During the 1920’s, there were some great looking baseball cards produced. There was also a group of cards now categorized as strip cards, which could be downright ugly. In today’s market, they provide an affordable alternative to expensive cards for star players, such as Babe Ruth and Ty Cobb. One of those strip cards was produced in 1920 and it featured Pittsburgh Pirates pitcher Wilbur Cooper, who is the franchise’s all-time leader in wins.
Here’s the front of the card…
This is also the same card…
Here they are side-by-side
As you can see, someone reversed the picture during production and the card on the left up top was flipped backwards. His head leans the other way, the “P” on his hat is backwards and the “IFS C” symbol at the bottom is reversed. That tells you that the printing at the bottom was likely put on the card at a different time than the player photo, since there is no issue with the caption.
Cooper is called “Will” on the card, which you would assume would be short for William, but his name was Wilbur, so I’m not exactly sure why they have “Will.” other than it was just a mistake.

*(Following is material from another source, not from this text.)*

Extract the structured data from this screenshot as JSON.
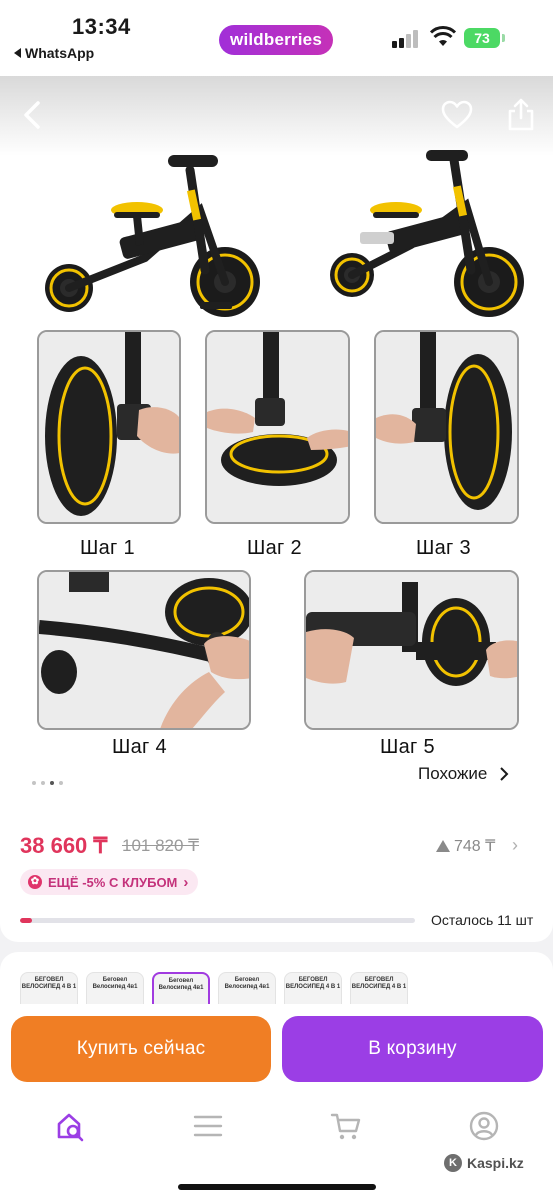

His first name is actually “Arley”, but he went by Wilbur.
As I have mentioned, these cards were low quality and mass produced. The reverse one is a mistake, but they printed a lot of them, so there’s no real added value. You’ll notice that the photo color quality is vastly different on the two cards as well. That’s common for this series. You can have the same card with a rainbow of different looks.
Strip cards got their name because they literally came in strips, so a kid collecting them wasn’t just getting a Wilbur Cooper card, he was also getting other players in the same strip. A large majority of those strips were cut back then, and with most of them being done by kids, the quality of the cuts were very poor. Many of the cards had dotted lines for a cutting guide, but that rarely worked out well. I personally have a few strip cards I bought cheap, where the cut went into the corner of the picture, and others that have huge borders around the card.
Cooper at the time was in his ninth season in 1920. He had back-to-back 19 win season in 1918-19, two years that were shortened slightly due to the war. He would break the 20-win barrier for the first time in 1920, while setting a career high with 24 wins and 327 innings pitched (he pitched exactly 327 innings in 1921 as well). Those stats likely made him a popular player to collect during that era.
Cooper is a player of interest now because he holds the Pirates all-time record with 202 wins. After his 24 wins in 1920, he was sixth all-time on the Pirates list, trailing leader Sam Leever by 74 wins. He was also behind Deacon Phillippe (168) and teammate Babe Adams (148) by a wide margin. However, he moved up that win list quickly in 1921, passing a pair of teammates from the 1800’s. James “Pud” Galvin had 126 wins, three behind Ed “Cannonball” Morris.